Interface dataset entries
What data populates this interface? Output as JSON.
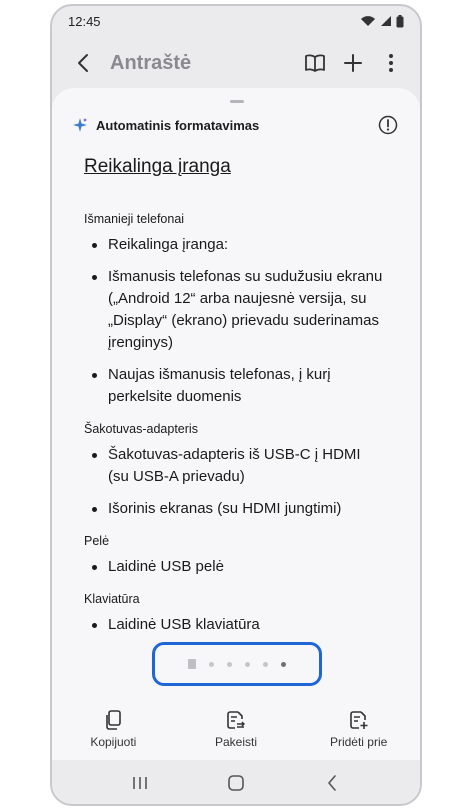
{
  "status": {
    "time": "12:45"
  },
  "appbar": {
    "title": "Antraštė"
  },
  "sheet": {
    "header_label": "Automatinis formatavimas"
  },
  "document": {
    "title": "Reikalinga įranga",
    "sections": [
      {
        "label": "Išmanieji telefonai",
        "items": [
          "Reikalinga įranga:",
          "Išmanusis telefonas su sudužusiu ekranu („Android 12“ arba naujesnė versija, su „Display“ (ekrano) prievadu suderinamas įrenginys)",
          "Naujas išmanusis telefonas, į kurį perkelsite duomenis"
        ]
      },
      {
        "label": "Šakotuvas-adapteris",
        "items": [
          "Šakotuvas-adapteris iš USB-C į HDMI (su USB-A prievadu)",
          "Išorinis ekranas (su HDMI jungtimi)"
        ]
      },
      {
        "label": "Pelė",
        "items": [
          "Laidinė USB pelė"
        ]
      },
      {
        "label": "Klaviatūra",
        "items": [
          "Laidinė USB klaviatūra"
        ]
      }
    ]
  },
  "pager": {
    "total_pages": 6,
    "active_index": 5
  },
  "actions": {
    "copy_label": "Kopijuoti",
    "replace_label": "Pakeisti",
    "add_label": "Pridėti prie"
  },
  "colors": {
    "highlight": "#1e66d6",
    "accent": "#3a7bd5"
  }
}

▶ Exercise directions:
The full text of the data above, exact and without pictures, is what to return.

▶ Task output:
What data populates this interface? Output as JSON.
{
  "status": {
    "time": "12:45"
  },
  "appbar": {
    "title": "Antraštė"
  },
  "sheet": {
    "header_label": "Automatinis formatavimas"
  },
  "document": {
    "title": "Reikalinga įranga",
    "sections": [
      {
        "label": "Išmanieji telefonai",
        "items": [
          "Reikalinga įranga:",
          "Išmanusis telefonas su sudužusiu ekranu („Android 12“ arba naujesnė versija, su „Display“ (ekrano) prievadu suderinamas įrenginys)",
          "Naujas išmanusis telefonas, į kurį perkelsite duomenis"
        ]
      },
      {
        "label": "Šakotuvas-adapteris",
        "items": [
          "Šakotuvas-adapteris iš USB-C į HDMI (su USB-A prievadu)",
          "Išorinis ekranas (su HDMI jungtimi)"
        ]
      },
      {
        "label": "Pelė",
        "items": [
          "Laidinė USB pelė"
        ]
      },
      {
        "label": "Klaviatūra",
        "items": [
          "Laidinė USB klaviatūra"
        ]
      }
    ]
  },
  "pager": {
    "total_pages": 6,
    "active_index": 5
  },
  "actions": {
    "copy_label": "Kopijuoti",
    "replace_label": "Pakeisti",
    "add_label": "Pridėti prie"
  },
  "colors": {
    "highlight": "#1e66d6",
    "accent": "#3a7bd5"
  }
}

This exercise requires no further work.